If you or someone you know needs help with mental health, please contact the Crisis Text Line by texting HOME to 741741, call the National Alliance on Mental Illness helpline at 1-800-950-NAMI (6264), or visit the National Institute of Mental Health website.

The actor maintains close relationships with her past co-stars

While many people are quick to regard their co-workers as no more than the people that they work with, Aisha Tyler makes it a point to get to know her co-stars on a deeper level. When she becomes a part of an ensemble, Tyler has a habit of getting incredibly close with her co-stars. This was certainly the case with her stint on the beloved sitcom "Friends." Despite not being a series regular on the most popular sitcom in the world, Tyler explained in a behind-the-scenes interview that the castmates helped her feel right at home.

Adorably, despite it being decades since "Friends" aired, Tyler insists that she maintains strong relationships with the cast. "I'm quite close to several of the cast members," she revealed in an interview with "Access." 

Furthermore, she said on "Larry King Now" that she considers her former co-hosts on "The Talk" to be like family to her as well. "That was a show that was built on those friendships," she shared, referring to her incredibly tight bond with her co-hosts Sara Gilbert and Sharon Osbourne. "That was the most painful part of leaving the show. It wasn't the hour on air, it was the time that I had with those women off screen." Aww! Can someone start a petition to get Aisha Tyler back on "The Talk"?

What is the talented star up to these days?

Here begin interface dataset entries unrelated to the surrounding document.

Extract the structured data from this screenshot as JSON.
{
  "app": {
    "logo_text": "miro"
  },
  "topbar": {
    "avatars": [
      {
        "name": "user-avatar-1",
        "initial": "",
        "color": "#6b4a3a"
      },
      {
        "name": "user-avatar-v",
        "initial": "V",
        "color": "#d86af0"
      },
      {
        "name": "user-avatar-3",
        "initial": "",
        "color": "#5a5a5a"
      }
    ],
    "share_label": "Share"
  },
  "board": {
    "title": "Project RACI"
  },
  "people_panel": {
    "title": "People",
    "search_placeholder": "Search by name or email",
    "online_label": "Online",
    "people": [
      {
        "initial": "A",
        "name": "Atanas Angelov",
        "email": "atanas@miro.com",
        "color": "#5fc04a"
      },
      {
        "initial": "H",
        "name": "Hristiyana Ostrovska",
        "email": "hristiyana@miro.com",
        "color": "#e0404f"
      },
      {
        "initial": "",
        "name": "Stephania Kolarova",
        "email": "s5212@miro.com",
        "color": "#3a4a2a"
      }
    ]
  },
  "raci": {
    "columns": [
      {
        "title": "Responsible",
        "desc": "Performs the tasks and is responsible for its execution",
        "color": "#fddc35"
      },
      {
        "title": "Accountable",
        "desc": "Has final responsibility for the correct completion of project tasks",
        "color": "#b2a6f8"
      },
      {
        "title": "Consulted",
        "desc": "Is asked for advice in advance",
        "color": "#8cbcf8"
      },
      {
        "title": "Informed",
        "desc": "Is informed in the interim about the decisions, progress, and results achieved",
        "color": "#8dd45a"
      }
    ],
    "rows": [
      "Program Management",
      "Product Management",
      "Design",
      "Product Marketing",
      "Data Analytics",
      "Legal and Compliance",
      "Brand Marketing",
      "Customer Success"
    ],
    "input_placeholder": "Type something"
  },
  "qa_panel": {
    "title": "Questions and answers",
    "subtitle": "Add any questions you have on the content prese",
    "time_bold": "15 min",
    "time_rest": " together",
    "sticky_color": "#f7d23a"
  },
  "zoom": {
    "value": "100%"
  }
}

Aisha Tyler is killing it in the entertainment world. When she's not busy making everyone's day at Comic-Con, Tyler is directing her own movies and TV episodes, which is something she is deeply passionate about. While we already know that she adds a certain sparkle on screen, she also offers a whole lot of talent behind the camera as well. And according to the "Friendsgiving" actor, she thinks it's important that we focus on having more diversity on sets, but not just when it comes to actors. "Diversity is not just about making sure you have a diverse cast. It is really about diversity behind the camera," she told Forbes. According to her IMDb page, Tyler has directed a handful of projects, including episodes on "The Walking Dead," "Criminal Minds," and "Roswell, New Mexico."

Keep an eye out for Tyler in new episodes of "Archer" and "Criminal Minds: Evolution." We can't wait to see what exciting new creative projects she will grace us with next!